A former ambassador to the Vatican has accused Pope Francis of ignoring sexual abuse claims against prominent US cardinal Theodore McCarrick, who was forced to resign last month.
Archbishop Carlo Maria Vigano said that he had told Francis, who is currently visiting Ireland, of the allegations in 2013, but that the pontiff instead lifted sanctions imposed on McCarrick by predecessor Pope Benedict.
Vigano's eleven-page letter was published simultaneously on Saturday in several conservative Catholic publications in the US.
The Pope on Saturday said he shared in the "pain and shame" of the church's failure to deal with historic allegations of clerical abuse, and the latest claims are likely to intensify calls for action.
The Vatican said it had no comment to make on the allegations.
Bishop Vigano, 77, who was a papal nuncio in Washington between 2011 and 2016, said that Benedict XVI imposed canonical sanctions against Cardinal McCarrick in the late 2000s.
McCarrick was forced to leave the seminary where he lived, avoid all public contact and live a life of penance after former Vatican ambassadors in Washington, now dead, reported him for "gravely immoral" behavior with seminarians and priests.
Vigano claims Pope Francis asked him about McCarrick when he took office in June 2013, but that Francis ignored his warnings, and instead made him a "trusted counselor."
"He (Pope Francis) knew from at least June 23, 2013 that McCarrick was a serial predator," wrote Vigano," adding "he knew that he was a corrupt man, he covered for him to the bitter end."
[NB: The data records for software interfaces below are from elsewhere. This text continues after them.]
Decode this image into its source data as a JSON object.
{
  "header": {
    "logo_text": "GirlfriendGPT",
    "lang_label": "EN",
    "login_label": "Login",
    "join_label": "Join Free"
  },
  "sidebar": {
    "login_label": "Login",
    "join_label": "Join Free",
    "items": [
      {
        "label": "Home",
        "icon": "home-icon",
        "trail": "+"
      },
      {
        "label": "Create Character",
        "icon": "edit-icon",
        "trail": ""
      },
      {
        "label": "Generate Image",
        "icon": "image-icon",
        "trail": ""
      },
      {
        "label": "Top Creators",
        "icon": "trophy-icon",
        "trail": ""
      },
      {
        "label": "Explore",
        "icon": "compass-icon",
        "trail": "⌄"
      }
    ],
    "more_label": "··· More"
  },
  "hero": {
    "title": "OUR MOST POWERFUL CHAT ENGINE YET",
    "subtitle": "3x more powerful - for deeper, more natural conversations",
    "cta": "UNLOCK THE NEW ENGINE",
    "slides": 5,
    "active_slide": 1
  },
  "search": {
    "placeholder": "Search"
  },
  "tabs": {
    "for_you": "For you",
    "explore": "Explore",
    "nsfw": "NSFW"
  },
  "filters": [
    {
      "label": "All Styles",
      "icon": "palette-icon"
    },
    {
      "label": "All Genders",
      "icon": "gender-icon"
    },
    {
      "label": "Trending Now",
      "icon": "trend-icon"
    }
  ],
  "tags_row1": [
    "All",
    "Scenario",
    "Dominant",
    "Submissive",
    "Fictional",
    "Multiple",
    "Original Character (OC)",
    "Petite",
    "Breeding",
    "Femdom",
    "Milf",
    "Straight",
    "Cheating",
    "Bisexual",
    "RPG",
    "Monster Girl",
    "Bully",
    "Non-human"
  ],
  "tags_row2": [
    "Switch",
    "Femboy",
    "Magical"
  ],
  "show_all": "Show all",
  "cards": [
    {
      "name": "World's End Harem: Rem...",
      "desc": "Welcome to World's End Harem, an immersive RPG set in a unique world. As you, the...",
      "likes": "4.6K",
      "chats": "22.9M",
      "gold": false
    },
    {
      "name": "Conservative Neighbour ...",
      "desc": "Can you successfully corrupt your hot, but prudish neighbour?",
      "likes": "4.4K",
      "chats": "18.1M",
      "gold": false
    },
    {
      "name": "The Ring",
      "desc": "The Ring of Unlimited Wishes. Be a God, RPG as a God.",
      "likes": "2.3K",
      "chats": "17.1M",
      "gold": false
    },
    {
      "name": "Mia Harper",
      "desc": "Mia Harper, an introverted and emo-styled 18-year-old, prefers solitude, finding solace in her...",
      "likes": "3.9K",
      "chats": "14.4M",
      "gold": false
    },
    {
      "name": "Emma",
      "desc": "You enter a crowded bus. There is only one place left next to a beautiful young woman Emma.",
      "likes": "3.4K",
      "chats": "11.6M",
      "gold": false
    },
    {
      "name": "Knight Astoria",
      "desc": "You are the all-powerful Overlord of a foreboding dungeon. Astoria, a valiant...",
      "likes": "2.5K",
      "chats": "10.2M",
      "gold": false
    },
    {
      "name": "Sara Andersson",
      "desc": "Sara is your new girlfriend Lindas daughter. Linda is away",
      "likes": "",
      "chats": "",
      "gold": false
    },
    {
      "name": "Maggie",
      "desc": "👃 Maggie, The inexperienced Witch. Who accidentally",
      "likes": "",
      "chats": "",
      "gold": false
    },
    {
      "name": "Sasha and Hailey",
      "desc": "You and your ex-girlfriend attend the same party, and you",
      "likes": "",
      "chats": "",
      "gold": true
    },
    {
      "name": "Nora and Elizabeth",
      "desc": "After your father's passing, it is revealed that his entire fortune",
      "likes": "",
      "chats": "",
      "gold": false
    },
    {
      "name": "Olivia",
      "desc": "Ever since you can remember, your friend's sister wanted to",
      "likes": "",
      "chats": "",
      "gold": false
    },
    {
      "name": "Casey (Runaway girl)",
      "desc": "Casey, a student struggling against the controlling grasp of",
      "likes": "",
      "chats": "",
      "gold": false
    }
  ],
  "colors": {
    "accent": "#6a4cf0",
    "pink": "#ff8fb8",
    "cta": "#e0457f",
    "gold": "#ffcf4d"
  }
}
The former nuncio wrote that Francis was "abdicating the mandate which Christ gave to Peter to confirm the brethren," and urged him to "acknowledge his mistakes".
The pope was on Sunday due to preach in front of around 500,000 people in Dublin at the end of a two-day visit to Ireland.